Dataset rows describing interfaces
● ● ● ● ●
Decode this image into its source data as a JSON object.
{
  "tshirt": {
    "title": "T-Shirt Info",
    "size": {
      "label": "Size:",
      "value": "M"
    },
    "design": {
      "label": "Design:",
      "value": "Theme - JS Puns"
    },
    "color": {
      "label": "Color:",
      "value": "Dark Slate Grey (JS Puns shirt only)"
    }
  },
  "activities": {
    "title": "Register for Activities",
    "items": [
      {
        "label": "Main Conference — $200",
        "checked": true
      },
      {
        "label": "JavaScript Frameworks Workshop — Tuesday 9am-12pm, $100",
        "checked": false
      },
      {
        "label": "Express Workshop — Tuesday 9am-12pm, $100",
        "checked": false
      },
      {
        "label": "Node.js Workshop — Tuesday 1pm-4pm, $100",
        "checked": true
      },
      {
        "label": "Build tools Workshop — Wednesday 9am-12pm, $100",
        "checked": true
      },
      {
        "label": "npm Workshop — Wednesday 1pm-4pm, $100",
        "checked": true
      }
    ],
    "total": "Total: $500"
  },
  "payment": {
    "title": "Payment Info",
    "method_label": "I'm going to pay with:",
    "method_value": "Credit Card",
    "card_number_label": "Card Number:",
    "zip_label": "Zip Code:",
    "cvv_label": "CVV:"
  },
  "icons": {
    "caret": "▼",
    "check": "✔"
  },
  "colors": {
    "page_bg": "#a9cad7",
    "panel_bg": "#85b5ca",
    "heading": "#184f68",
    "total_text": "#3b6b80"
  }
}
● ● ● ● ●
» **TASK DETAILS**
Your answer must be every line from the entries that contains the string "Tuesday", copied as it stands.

» **RESPONSE TO THIS EXERCISE**
        "label": "JavaScript Frameworks Workshop — Tuesday 9am-12pm, $100",
        "label": "Express Workshop — Tuesday 9am-12pm, $100",
        "label": "Node.js Workshop — Tuesday 1pm-4pm, $100",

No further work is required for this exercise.